- Hornikx, J., Groot, E. de, Timmermans, E., Mariëns, J., & Verckens, J. P. (2010). Is het aanpassen van advertenties aan culturele waarden in West-Europa zinvol? Tijdschrift voor Taalbeheersing, 32 (2), 114-127. [pdf]
Studies have demonstrated frequent use of English in international advertising, but little is known about people’s preference for English versus local languages. This paper empirically investigated the difficulty of the English language as a possible determinant of people’s preference for English or the local language. In an experiment, Dutch participants judged a number of car ads with English slogans that were pre-tested as easy or difficult to understand. They were subsequently asked to express a preference for either the English slogan or the Dutch equivalent.
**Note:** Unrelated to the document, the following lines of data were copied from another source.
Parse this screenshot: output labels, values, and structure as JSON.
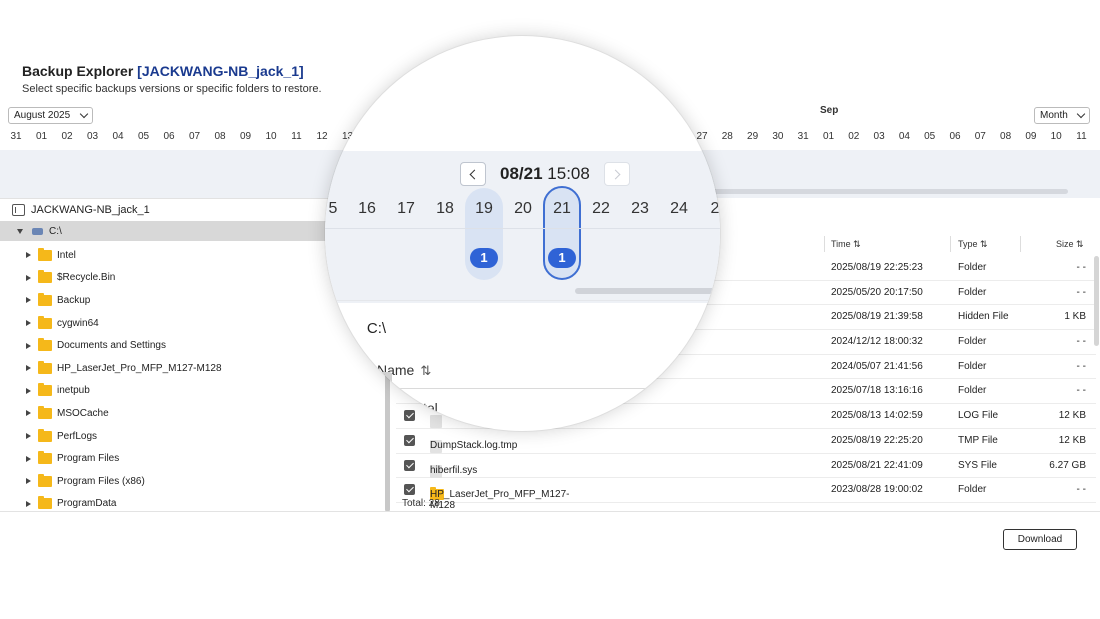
{
  "header": {
    "title_prefix": "Backup Explorer ",
    "title_ident": "[JACKWANG-NB_jack_1]",
    "subtitle": "Select specific backups versions or specific folders to restore."
  },
  "calendar": {
    "month_select": "August 2025",
    "next_month_label": "Sep",
    "range_select": "Month",
    "days_left": [
      "31",
      "01",
      "02",
      "03",
      "04",
      "05",
      "06",
      "07",
      "08",
      "09",
      "10",
      "11",
      "12",
      "13"
    ],
    "days_right": [
      "27",
      "28",
      "29",
      "30",
      "31",
      "01",
      "02",
      "03",
      "04",
      "05",
      "06",
      "07",
      "08",
      "09",
      "10",
      "11"
    ]
  },
  "magnifier": {
    "date": "08/21",
    "time": "15:08",
    "days": [
      "5",
      "16",
      "17",
      "18",
      "19",
      "20",
      "21",
      "22",
      "23",
      "24",
      "2"
    ],
    "badge_19": "1",
    "badge_21": "1",
    "path_icon": "⟩",
    "path": "C:\\",
    "name_header": "Name",
    "sort_icon": "⇅",
    "partial_row": "tel"
  },
  "tree": {
    "root": "JACKWANG-NB_jack_1",
    "drive": "C:\\",
    "folders": [
      "Intel",
      "$Recycle.Bin",
      "Backup",
      "cygwin64",
      "Documents and Settings",
      "HP_LaserJet_Pro_MFP_M127-M128",
      "inetpub",
      "MSOCache",
      "PerfLogs",
      "Program Files",
      "Program Files (x86)",
      "ProgramData"
    ]
  },
  "grid": {
    "headers": {
      "time": "Time ⇅",
      "type": "Type ⇅",
      "size": "Size ⇅"
    },
    "rows": [
      {
        "name": "",
        "time": "2025/08/19 22:25:23",
        "type": "Folder",
        "size": "- -",
        "checked": false,
        "kind": "hidden"
      },
      {
        "name": "",
        "time": "2025/05/20 20:17:50",
        "type": "Folder",
        "size": "- -",
        "checked": false,
        "kind": "hidden"
      },
      {
        "name": "",
        "time": "2025/08/19 21:39:58",
        "type": "Hidden File",
        "size": "1 KB",
        "checked": false,
        "kind": "hidden"
      },
      {
        "name": "",
        "time": "2024/12/12 18:00:32",
        "type": "Folder",
        "size": "- -",
        "checked": false,
        "kind": "hidden"
      },
      {
        "name": "",
        "time": "2024/05/07 21:41:56",
        "type": "Folder",
        "size": "- -",
        "checked": false,
        "kind": "hidden"
      },
      {
        "name": "",
        "time": "2025/07/18 13:16:16",
        "type": "Folder",
        "size": "- -",
        "checked": false,
        "kind": "hidden"
      },
      {
        "name": "",
        "time": "2025/08/13 14:02:59",
        "type": "LOG File",
        "size": "12 KB",
        "checked": true,
        "kind": "file"
      },
      {
        "name": "DumpStack.log.tmp",
        "time": "2025/08/19 22:25:20",
        "type": "TMP File",
        "size": "12 KB",
        "checked": true,
        "kind": "file"
      },
      {
        "name": "hiberfil.sys",
        "time": "2025/08/21 22:41:09",
        "type": "SYS File",
        "size": "6.27 GB",
        "checked": true,
        "kind": "file"
      },
      {
        "name": "HP_LaserJet_Pro_MFP_M127-M128",
        "time": "2023/08/28 19:00:02",
        "type": "Folder",
        "size": "- -",
        "checked": true,
        "kind": "folder"
      }
    ],
    "total": "Total: 28"
  },
  "actions": {
    "download": "Download"
  }
}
Results showed that easy-to-understand English slogans were appreciated better than difficult-to-understand English slogans. Moreover, the degree of difficulty in comprehension of the English slogans affected participants’ preference for English. English was preferred to Dutch when it was easy to understand; when it was difficult to understand, English was appreciated as much as the Dutch equivalent. In conclusion, the experiment provides empirical support for the role of comprehension in the preference for and appreciation of English in international advertising.
- Hornikx, J., Meurs, F. van, & Boer, A. de (2010). English or a local language in advertising? The appreciation of easy and difficult English slogans in the Netherlands. Journal of Business Communication, 47 (2), 169-188. [pdf]
It is a truism that successful persuasive messages should be adapted to audience values. A substantial research literature—not previously systematically reviewed—has examined whether advertisements with appeals adapted to the audience’s important cultural values (e.g., individualism for North Americans) are more persuasive and better liked than appeals that are unadapted to such values. A meta-analytic review of that research finds that adapted ads are only slightly more persuasive (mean r = .073, 67 cases) and slightly better liked (mean r = .082, 66 cases) than unadapted ads. Moreover, these effects were mainly limited to North Americans and Asians and to values related to individualism-collectivism. In this chapter, we discuss explanations for these results and identify directions for future research.
- Hornikx, J., & O’Keefe, D. J. (2009). Adapting consumer advertising appeals to cultural values: A meta-analytic review of effects on persuasiveness and ad liking. Annals of the International Communication Association, 33 (1), 38-71. [pdf, link]